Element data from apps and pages
%%

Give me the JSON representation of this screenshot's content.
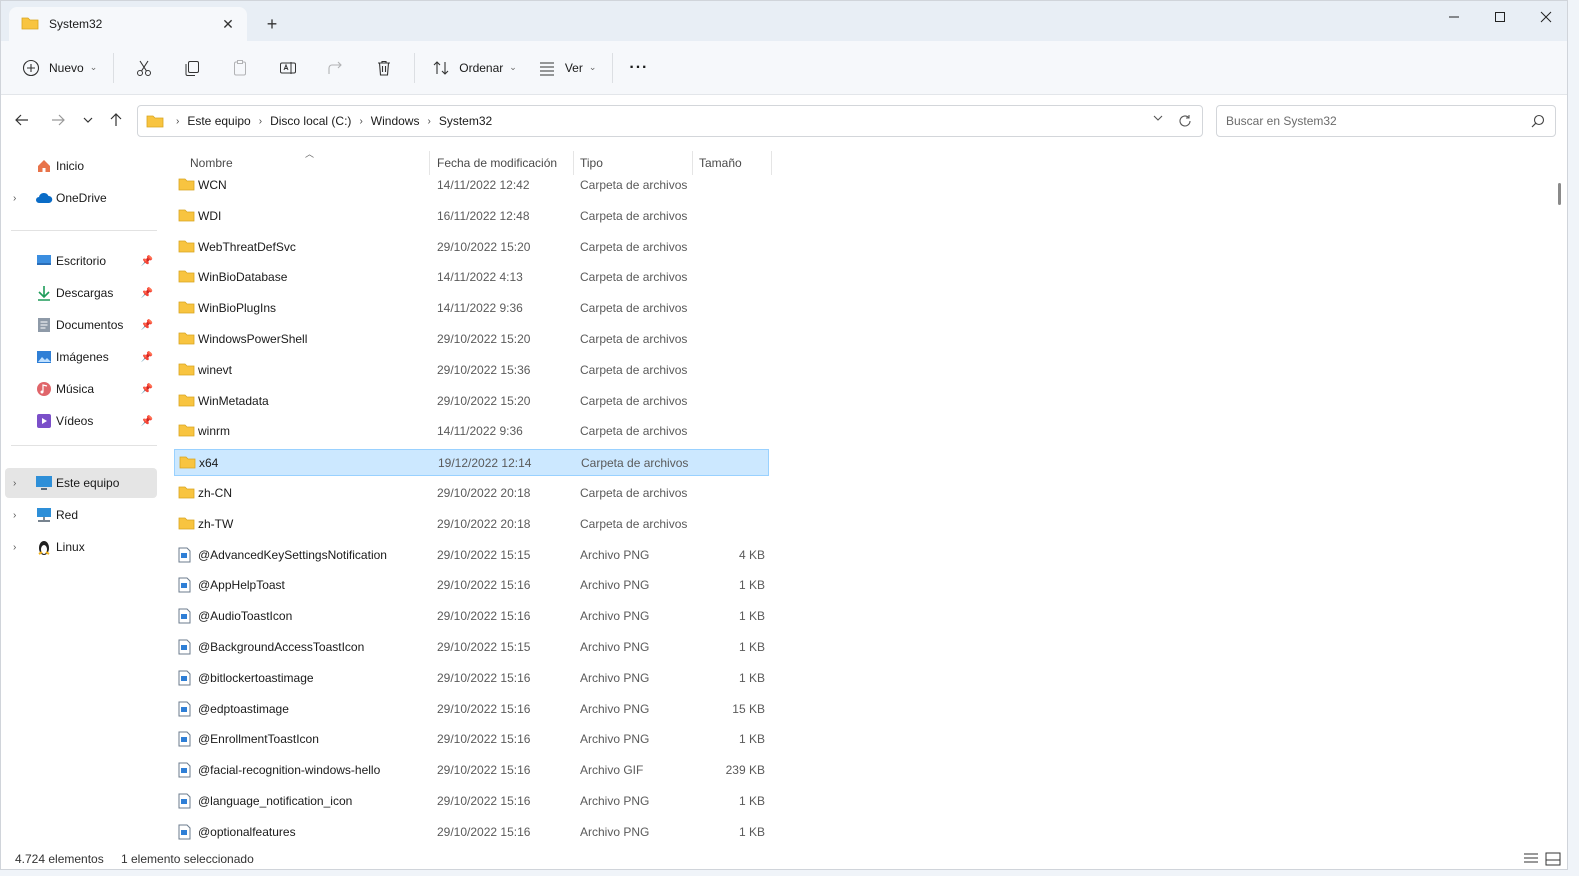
{
  "window": {
    "tab_title": "System32",
    "new_tab": "+",
    "close_tab": "✕"
  },
  "toolbar": {
    "new_label": "Nuevo",
    "sort_label": "Ordenar",
    "view_label": "Ver",
    "more_label": "···"
  },
  "address": {
    "crumbs": [
      "Este equipo",
      "Disco local (C:)",
      "Windows",
      "System32"
    ]
  },
  "search": {
    "placeholder": "Buscar en System32"
  },
  "sidebar": {
    "items": [
      {
        "label": "Inicio",
        "icon": "home-icon"
      },
      {
        "label": "OneDrive",
        "icon": "onedrive-icon"
      },
      {
        "label": "Escritorio",
        "icon": "desktop-icon"
      },
      {
        "label": "Descargas",
        "icon": "downloads-icon"
      },
      {
        "label": "Documentos",
        "icon": "documents-icon"
      },
      {
        "label": "Imágenes",
        "icon": "pictures-icon"
      },
      {
        "label": "Música",
        "icon": "music-icon"
      },
      {
        "label": "Vídeos",
        "icon": "videos-icon"
      },
      {
        "label": "Este equipo",
        "icon": "this-pc-icon"
      },
      {
        "label": "Red",
        "icon": "network-icon"
      },
      {
        "label": "Linux",
        "icon": "linux-icon"
      }
    ]
  },
  "columns": {
    "name": "Nombre",
    "date": "Fecha de modificación",
    "type": "Tipo",
    "size": "Tamaño"
  },
  "files": [
    {
      "name": "WCN",
      "date": "14/11/2022 12:42",
      "type": "Carpeta de archivos",
      "size": "",
      "kind": "folder"
    },
    {
      "name": "WDI",
      "date": "16/11/2022 12:48",
      "type": "Carpeta de archivos",
      "size": "",
      "kind": "folder"
    },
    {
      "name": "WebThreatDefSvc",
      "date": "29/10/2022 15:20",
      "type": "Carpeta de archivos",
      "size": "",
      "kind": "folder"
    },
    {
      "name": "WinBioDatabase",
      "date": "14/11/2022 4:13",
      "type": "Carpeta de archivos",
      "size": "",
      "kind": "folder"
    },
    {
      "name": "WinBioPlugIns",
      "date": "14/11/2022 9:36",
      "type": "Carpeta de archivos",
      "size": "",
      "kind": "folder"
    },
    {
      "name": "WindowsPowerShell",
      "date": "29/10/2022 15:20",
      "type": "Carpeta de archivos",
      "size": "",
      "kind": "folder"
    },
    {
      "name": "winevt",
      "date": "29/10/2022 15:36",
      "type": "Carpeta de archivos",
      "size": "",
      "kind": "folder"
    },
    {
      "name": "WinMetadata",
      "date": "29/10/2022 15:20",
      "type": "Carpeta de archivos",
      "size": "",
      "kind": "folder"
    },
    {
      "name": "winrm",
      "date": "14/11/2022 9:36",
      "type": "Carpeta de archivos",
      "size": "",
      "kind": "folder"
    },
    {
      "name": "x64",
      "date": "19/12/2022 12:14",
      "type": "Carpeta de archivos",
      "size": "",
      "kind": "folder",
      "selected": true
    },
    {
      "name": "zh-CN",
      "date": "29/10/2022 20:18",
      "type": "Carpeta de archivos",
      "size": "",
      "kind": "folder"
    },
    {
      "name": "zh-TW",
      "date": "29/10/2022 20:18",
      "type": "Carpeta de archivos",
      "size": "",
      "kind": "folder"
    },
    {
      "name": "@AdvancedKeySettingsNotification",
      "date": "29/10/2022 15:15",
      "type": "Archivo PNG",
      "size": "4 KB",
      "kind": "image"
    },
    {
      "name": "@AppHelpToast",
      "date": "29/10/2022 15:16",
      "type": "Archivo PNG",
      "size": "1 KB",
      "kind": "image"
    },
    {
      "name": "@AudioToastIcon",
      "date": "29/10/2022 15:16",
      "type": "Archivo PNG",
      "size": "1 KB",
      "kind": "image"
    },
    {
      "name": "@BackgroundAccessToastIcon",
      "date": "29/10/2022 15:15",
      "type": "Archivo PNG",
      "size": "1 KB",
      "kind": "image"
    },
    {
      "name": "@bitlockertoastimage",
      "date": "29/10/2022 15:16",
      "type": "Archivo PNG",
      "size": "1 KB",
      "kind": "image"
    },
    {
      "name": "@edptoastimage",
      "date": "29/10/2022 15:16",
      "type": "Archivo PNG",
      "size": "15 KB",
      "kind": "image"
    },
    {
      "name": "@EnrollmentToastIcon",
      "date": "29/10/2022 15:16",
      "type": "Archivo PNG",
      "size": "1 KB",
      "kind": "image"
    },
    {
      "name": "@facial-recognition-windows-hello",
      "date": "29/10/2022 15:16",
      "type": "Archivo GIF",
      "size": "239 KB",
      "kind": "image"
    },
    {
      "name": "@language_notification_icon",
      "date": "29/10/2022 15:16",
      "type": "Archivo PNG",
      "size": "1 KB",
      "kind": "image"
    },
    {
      "name": "@optionalfeatures",
      "date": "29/10/2022 15:16",
      "type": "Archivo PNG",
      "size": "1 KB",
      "kind": "image"
    }
  ],
  "status": {
    "count": "4.724 elementos",
    "selection": "1 elemento seleccionado"
  },
  "colors": {
    "accent": "#0067c0",
    "folder": "#f8c440",
    "selection_bg": "#cce8ff",
    "selection_border": "#99d1ff"
  }
}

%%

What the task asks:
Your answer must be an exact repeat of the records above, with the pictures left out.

Answer area:
Give me the JSON representation of this screenshot's content.
{
  "window": {
    "tab_title": "System32",
    "new_tab": "+",
    "close_tab": "✕"
  },
  "toolbar": {
    "new_label": "Nuevo",
    "sort_label": "Ordenar",
    "view_label": "Ver",
    "more_label": "···"
  },
  "address": {
    "crumbs": [
      "Este equipo",
      "Disco local (C:)",
      "Windows",
      "System32"
    ]
  },
  "search": {
    "placeholder": "Buscar en System32"
  },
  "sidebar": {
    "items": [
      {
        "label": "Inicio",
        "icon": "home-icon"
      },
      {
        "label": "OneDrive",
        "icon": "onedrive-icon"
      },
      {
        "label": "Escritorio",
        "icon": "desktop-icon"
      },
      {
        "label": "Descargas",
        "icon": "downloads-icon"
      },
      {
        "label": "Documentos",
        "icon": "documents-icon"
      },
      {
        "label": "Imágenes",
        "icon": "pictures-icon"
      },
      {
        "label": "Música",
        "icon": "music-icon"
      },
      {
        "label": "Vídeos",
        "icon": "videos-icon"
      },
      {
        "label": "Este equipo",
        "icon": "this-pc-icon"
      },
      {
        "label": "Red",
        "icon": "network-icon"
      },
      {
        "label": "Linux",
        "icon": "linux-icon"
      }
    ]
  },
  "columns": {
    "name": "Nombre",
    "date": "Fecha de modificación",
    "type": "Tipo",
    "size": "Tamaño"
  },
  "files": [
    {
      "name": "WCN",
      "date": "14/11/2022 12:42",
      "type": "Carpeta de archivos",
      "size": "",
      "kind": "folder"
    },
    {
      "name": "WDI",
      "date": "16/11/2022 12:48",
      "type": "Carpeta de archivos",
      "size": "",
      "kind": "folder"
    },
    {
      "name": "WebThreatDefSvc",
      "date": "29/10/2022 15:20",
      "type": "Carpeta de archivos",
      "size": "",
      "kind": "folder"
    },
    {
      "name": "WinBioDatabase",
      "date": "14/11/2022 4:13",
      "type": "Carpeta de archivos",
      "size": "",
      "kind": "folder"
    },
    {
      "name": "WinBioPlugIns",
      "date": "14/11/2022 9:36",
      "type": "Carpeta de archivos",
      "size": "",
      "kind": "folder"
    },
    {
      "name": "WindowsPowerShell",
      "date": "29/10/2022 15:20",
      "type": "Carpeta de archivos",
      "size": "",
      "kind": "folder"
    },
    {
      "name": "winevt",
      "date": "29/10/2022 15:36",
      "type": "Carpeta de archivos",
      "size": "",
      "kind": "folder"
    },
    {
      "name": "WinMetadata",
      "date": "29/10/2022 15:20",
      "type": "Carpeta de archivos",
      "size": "",
      "kind": "folder"
    },
    {
      "name": "winrm",
      "date": "14/11/2022 9:36",
      "type": "Carpeta de archivos",
      "size": "",
      "kind": "folder"
    },
    {
      "name": "x64",
      "date": "19/12/2022 12:14",
      "type": "Carpeta de archivos",
      "size": "",
      "kind": "folder",
      "selected": true
    },
    {
      "name": "zh-CN",
      "date": "29/10/2022 20:18",
      "type": "Carpeta de archivos",
      "size": "",
      "kind": "folder"
    },
    {
      "name": "zh-TW",
      "date": "29/10/2022 20:18",
      "type": "Carpeta de archivos",
      "size": "",
      "kind": "folder"
    },
    {
      "name": "@AdvancedKeySettingsNotification",
      "date": "29/10/2022 15:15",
      "type": "Archivo PNG",
      "size": "4 KB",
      "kind": "image"
    },
    {
      "name": "@AppHelpToast",
      "date": "29/10/2022 15:16",
      "type": "Archivo PNG",
      "size": "1 KB",
      "kind": "image"
    },
    {
      "name": "@AudioToastIcon",
      "date": "29/10/2022 15:16",
      "type": "Archivo PNG",
      "size": "1 KB",
      "kind": "image"
    },
    {
      "name": "@BackgroundAccessToastIcon",
      "date": "29/10/2022 15:15",
      "type": "Archivo PNG",
      "size": "1 KB",
      "kind": "image"
    },
    {
      "name": "@bitlockertoastimage",
      "date": "29/10/2022 15:16",
      "type": "Archivo PNG",
      "size": "1 KB",
      "kind": "image"
    },
    {
      "name": "@edptoastimage",
      "date": "29/10/2022 15:16",
      "type": "Archivo PNG",
      "size": "15 KB",
      "kind": "image"
    },
    {
      "name": "@EnrollmentToastIcon",
      "date": "29/10/2022 15:16",
      "type": "Archivo PNG",
      "size": "1 KB",
      "kind": "image"
    },
    {
      "name": "@facial-recognition-windows-hello",
      "date": "29/10/2022 15:16",
      "type": "Archivo GIF",
      "size": "239 KB",
      "kind": "image"
    },
    {
      "name": "@language_notification_icon",
      "date": "29/10/2022 15:16",
      "type": "Archivo PNG",
      "size": "1 KB",
      "kind": "image"
    },
    {
      "name": "@optionalfeatures",
      "date": "29/10/2022 15:16",
      "type": "Archivo PNG",
      "size": "1 KB",
      "kind": "image"
    }
  ],
  "status": {
    "count": "4.724 elementos",
    "selection": "1 elemento seleccionado"
  },
  "colors": {
    "accent": "#0067c0",
    "folder": "#f8c440",
    "selection_bg": "#cce8ff",
    "selection_border": "#99d1ff"
  }
}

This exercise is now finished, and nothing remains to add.